Initiation Bill not intended to usurp tradition – Parliament

Parliament does not intend to usurp traditional initiation while formulating the Customary Initiation Bill, said the chairperson for the Portfolio Committee on Cooperative Governance and Traditional Affairs.

Richard Mdakane on Sunday reassured traditional leaders, saying their contribution to the bill would be vital.

"Chiefs work well with us and we love them. Their authority is guaranteed in the constitution. Through this piece of legislation, we are doing something for the nation. We can't have a culture that brings tears to the people," Mdakane said.

Mdakane said the committee would invite chiefs and kings to Parliament, once the current process is finalised, "to get input from them on how best to practice the tradition".

The committee held its public hearings into the bill in Rustenburg, where people emphasised the difference between medical circumcision and traditional initiation, as well as the role of the chiefs in the tradition.

Mdakane said it concerned Parliament when culture was distorted and "often told from the perspective of people who have no interest in the culture".

"Distortion causes havoc. It is important for society to understand what is being taught at initiation schools. The content of the schools should be proper, such that parents feel at ease when their children are at initiation schools."

Mdakane said culture was about the development of society.

"We want to return better men and women from these schools. This bill provokes discussions throughout the country," he said.

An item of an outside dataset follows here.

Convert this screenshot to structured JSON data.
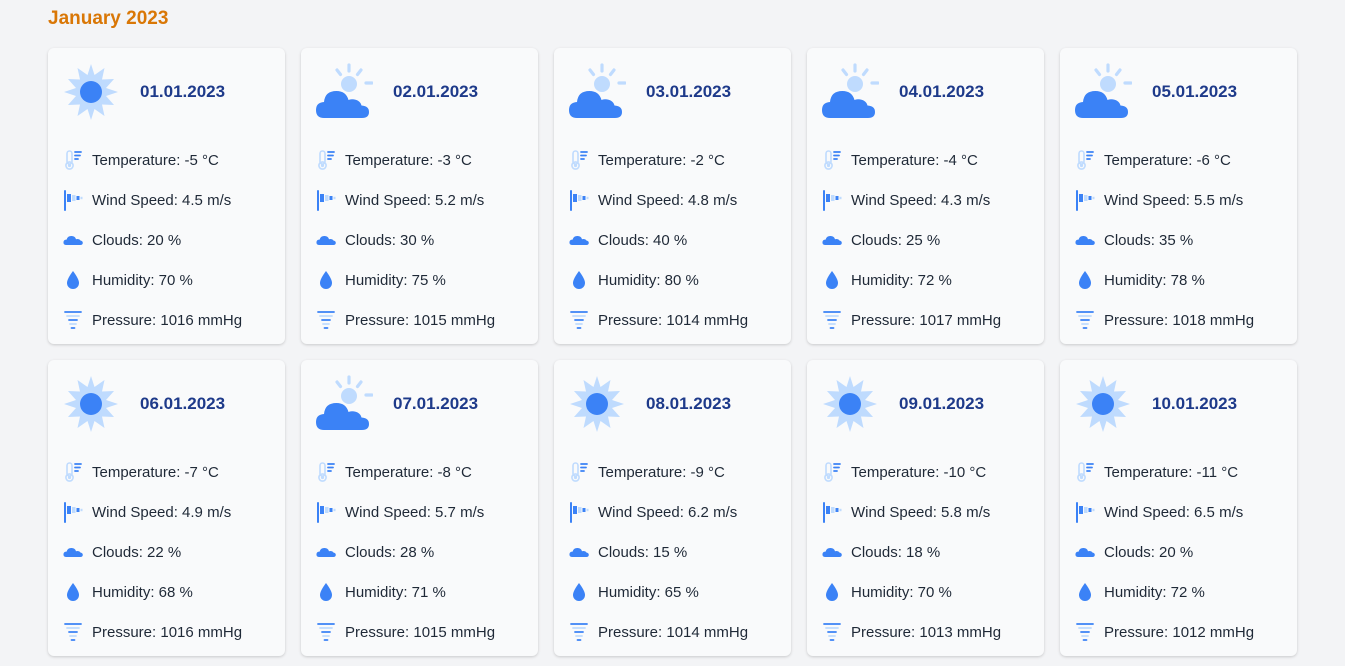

The public hearings move to Limpopo on Monday, with Mpumalanga and Gauteng on Tuesday.